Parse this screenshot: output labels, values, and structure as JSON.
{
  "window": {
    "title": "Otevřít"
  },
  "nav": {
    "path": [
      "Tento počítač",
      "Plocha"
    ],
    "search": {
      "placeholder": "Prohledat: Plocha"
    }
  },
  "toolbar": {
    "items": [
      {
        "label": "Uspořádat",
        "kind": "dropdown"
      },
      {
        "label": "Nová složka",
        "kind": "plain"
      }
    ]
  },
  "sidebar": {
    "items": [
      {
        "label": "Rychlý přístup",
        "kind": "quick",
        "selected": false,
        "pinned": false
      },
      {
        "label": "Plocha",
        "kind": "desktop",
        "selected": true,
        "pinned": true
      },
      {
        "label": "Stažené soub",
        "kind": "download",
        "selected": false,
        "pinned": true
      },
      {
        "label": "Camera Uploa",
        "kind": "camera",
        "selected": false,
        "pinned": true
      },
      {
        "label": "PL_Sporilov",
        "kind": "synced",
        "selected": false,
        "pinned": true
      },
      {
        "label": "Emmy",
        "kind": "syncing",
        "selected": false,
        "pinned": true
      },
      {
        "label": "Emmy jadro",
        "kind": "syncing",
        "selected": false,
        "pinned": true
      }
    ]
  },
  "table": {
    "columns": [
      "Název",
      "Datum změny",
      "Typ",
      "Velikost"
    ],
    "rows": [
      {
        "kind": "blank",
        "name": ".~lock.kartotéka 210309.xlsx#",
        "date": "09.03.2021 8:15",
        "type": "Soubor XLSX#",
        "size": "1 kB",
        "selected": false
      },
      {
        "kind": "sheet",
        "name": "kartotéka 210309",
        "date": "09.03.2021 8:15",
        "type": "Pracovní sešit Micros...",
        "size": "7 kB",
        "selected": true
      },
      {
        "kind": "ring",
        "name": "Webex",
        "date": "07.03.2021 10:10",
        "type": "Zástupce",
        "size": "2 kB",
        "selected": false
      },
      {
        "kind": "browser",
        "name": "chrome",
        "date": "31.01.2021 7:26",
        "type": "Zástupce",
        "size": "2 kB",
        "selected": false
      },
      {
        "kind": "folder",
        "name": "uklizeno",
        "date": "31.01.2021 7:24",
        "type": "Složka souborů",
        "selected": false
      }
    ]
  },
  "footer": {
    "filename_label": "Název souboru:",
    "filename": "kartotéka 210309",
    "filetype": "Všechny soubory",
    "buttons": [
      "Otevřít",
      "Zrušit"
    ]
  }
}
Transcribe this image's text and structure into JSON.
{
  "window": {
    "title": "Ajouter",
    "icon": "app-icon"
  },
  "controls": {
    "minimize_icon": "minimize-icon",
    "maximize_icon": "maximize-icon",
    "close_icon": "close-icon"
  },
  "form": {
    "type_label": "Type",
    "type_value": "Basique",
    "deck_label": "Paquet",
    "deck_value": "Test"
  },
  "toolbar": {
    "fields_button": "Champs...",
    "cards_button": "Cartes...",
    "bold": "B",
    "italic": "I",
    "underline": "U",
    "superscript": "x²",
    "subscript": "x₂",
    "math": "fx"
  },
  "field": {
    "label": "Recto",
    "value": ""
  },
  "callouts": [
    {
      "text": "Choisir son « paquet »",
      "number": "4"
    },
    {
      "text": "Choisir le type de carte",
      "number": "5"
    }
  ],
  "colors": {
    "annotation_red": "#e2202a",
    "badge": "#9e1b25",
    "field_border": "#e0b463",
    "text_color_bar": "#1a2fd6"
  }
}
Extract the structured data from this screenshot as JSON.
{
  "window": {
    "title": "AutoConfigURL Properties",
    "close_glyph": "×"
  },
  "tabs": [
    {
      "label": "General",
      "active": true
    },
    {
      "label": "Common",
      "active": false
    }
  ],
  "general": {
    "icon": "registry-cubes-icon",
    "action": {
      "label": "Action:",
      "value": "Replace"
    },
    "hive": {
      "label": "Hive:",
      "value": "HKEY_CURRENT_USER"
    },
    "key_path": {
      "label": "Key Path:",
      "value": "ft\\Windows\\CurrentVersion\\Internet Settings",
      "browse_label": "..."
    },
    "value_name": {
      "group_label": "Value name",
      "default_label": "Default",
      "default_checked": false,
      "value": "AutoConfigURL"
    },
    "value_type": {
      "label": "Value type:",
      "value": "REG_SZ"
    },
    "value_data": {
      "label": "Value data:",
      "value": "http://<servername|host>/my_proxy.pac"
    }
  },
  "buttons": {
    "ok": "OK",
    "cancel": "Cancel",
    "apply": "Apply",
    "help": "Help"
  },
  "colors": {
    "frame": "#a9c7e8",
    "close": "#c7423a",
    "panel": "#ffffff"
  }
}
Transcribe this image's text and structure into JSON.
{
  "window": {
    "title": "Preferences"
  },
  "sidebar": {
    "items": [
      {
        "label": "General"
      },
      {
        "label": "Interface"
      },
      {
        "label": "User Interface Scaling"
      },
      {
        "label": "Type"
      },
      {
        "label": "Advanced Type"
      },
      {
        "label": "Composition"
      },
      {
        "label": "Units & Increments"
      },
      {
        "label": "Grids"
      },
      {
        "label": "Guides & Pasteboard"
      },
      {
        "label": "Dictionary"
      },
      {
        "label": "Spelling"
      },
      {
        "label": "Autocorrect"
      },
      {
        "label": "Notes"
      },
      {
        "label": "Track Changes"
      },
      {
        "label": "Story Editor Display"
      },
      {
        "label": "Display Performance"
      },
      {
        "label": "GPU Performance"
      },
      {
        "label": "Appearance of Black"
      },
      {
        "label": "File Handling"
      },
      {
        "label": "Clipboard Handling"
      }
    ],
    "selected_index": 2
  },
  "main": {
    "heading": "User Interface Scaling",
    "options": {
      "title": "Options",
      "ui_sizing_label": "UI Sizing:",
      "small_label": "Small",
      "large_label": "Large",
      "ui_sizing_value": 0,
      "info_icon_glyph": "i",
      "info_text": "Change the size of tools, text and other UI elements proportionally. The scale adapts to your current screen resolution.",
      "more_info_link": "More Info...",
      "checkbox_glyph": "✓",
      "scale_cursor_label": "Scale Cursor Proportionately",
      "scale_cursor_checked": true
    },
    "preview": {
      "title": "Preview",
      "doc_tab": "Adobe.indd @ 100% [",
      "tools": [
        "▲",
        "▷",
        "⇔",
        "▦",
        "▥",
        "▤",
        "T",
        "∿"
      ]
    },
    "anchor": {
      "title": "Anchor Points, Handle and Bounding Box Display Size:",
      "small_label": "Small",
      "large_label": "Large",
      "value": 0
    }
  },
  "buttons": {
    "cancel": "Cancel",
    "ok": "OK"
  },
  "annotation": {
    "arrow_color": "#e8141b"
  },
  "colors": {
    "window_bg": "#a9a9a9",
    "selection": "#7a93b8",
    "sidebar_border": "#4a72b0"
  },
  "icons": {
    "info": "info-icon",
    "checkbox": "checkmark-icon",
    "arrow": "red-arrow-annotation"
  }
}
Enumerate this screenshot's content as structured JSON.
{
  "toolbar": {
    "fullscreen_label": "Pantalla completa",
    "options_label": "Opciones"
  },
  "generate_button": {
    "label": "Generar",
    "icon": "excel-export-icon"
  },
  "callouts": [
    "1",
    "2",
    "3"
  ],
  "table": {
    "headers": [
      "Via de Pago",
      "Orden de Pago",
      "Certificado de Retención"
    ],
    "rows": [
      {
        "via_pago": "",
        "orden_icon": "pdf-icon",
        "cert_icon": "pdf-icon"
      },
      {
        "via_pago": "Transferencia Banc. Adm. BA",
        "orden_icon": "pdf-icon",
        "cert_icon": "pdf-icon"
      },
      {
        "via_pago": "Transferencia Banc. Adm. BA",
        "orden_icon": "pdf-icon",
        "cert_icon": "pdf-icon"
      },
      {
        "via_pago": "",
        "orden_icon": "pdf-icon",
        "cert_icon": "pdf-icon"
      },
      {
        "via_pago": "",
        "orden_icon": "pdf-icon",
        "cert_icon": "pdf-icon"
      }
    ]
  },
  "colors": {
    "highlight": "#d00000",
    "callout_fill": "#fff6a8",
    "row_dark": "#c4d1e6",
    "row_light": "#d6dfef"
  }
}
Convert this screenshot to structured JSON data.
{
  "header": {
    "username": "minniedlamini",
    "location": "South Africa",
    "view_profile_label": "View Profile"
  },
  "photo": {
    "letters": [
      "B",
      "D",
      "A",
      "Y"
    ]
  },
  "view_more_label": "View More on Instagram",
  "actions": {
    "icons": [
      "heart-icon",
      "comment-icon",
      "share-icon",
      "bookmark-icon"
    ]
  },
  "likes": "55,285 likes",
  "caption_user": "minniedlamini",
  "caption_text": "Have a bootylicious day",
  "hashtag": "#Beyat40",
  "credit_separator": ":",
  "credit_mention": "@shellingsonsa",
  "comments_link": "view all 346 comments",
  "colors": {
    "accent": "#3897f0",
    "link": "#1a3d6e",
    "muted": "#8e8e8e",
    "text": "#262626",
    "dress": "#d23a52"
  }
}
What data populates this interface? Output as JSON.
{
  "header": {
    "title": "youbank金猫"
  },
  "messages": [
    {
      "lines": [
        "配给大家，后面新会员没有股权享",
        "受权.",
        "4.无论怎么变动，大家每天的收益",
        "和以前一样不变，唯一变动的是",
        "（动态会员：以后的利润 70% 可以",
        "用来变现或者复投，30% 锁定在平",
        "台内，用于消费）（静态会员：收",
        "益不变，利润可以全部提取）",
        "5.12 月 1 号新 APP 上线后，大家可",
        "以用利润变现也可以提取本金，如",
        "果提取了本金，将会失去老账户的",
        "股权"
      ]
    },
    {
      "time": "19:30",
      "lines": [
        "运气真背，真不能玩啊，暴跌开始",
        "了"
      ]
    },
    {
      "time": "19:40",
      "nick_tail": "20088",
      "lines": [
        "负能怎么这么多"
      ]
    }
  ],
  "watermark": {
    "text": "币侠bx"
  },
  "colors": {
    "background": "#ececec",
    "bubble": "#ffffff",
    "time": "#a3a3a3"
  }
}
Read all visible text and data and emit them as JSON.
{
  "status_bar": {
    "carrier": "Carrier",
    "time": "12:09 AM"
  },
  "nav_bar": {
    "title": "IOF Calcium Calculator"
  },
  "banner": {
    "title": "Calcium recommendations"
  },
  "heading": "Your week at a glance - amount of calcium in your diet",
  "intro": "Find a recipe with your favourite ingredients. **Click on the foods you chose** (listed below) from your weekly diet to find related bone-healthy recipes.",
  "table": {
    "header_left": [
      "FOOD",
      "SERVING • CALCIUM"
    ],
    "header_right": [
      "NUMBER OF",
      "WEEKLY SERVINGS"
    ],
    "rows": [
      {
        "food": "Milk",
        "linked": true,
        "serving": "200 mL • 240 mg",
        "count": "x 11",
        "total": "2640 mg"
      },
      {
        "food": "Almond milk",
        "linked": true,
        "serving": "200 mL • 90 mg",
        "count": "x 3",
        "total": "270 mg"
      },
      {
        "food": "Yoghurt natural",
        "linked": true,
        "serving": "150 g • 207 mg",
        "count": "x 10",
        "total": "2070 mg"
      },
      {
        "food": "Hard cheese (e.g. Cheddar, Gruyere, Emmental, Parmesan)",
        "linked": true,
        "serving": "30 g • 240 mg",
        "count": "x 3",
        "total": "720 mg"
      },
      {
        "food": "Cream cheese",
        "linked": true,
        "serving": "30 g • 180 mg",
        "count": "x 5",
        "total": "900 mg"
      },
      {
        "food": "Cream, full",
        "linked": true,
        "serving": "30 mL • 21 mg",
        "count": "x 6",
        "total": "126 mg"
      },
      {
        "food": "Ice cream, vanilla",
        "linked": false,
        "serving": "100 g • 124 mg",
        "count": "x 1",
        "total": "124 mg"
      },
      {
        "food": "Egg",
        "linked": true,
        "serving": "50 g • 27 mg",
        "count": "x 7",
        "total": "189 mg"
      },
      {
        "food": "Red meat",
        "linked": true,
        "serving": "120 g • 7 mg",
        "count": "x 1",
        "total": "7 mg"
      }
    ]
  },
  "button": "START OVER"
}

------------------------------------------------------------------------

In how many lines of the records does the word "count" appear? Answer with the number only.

9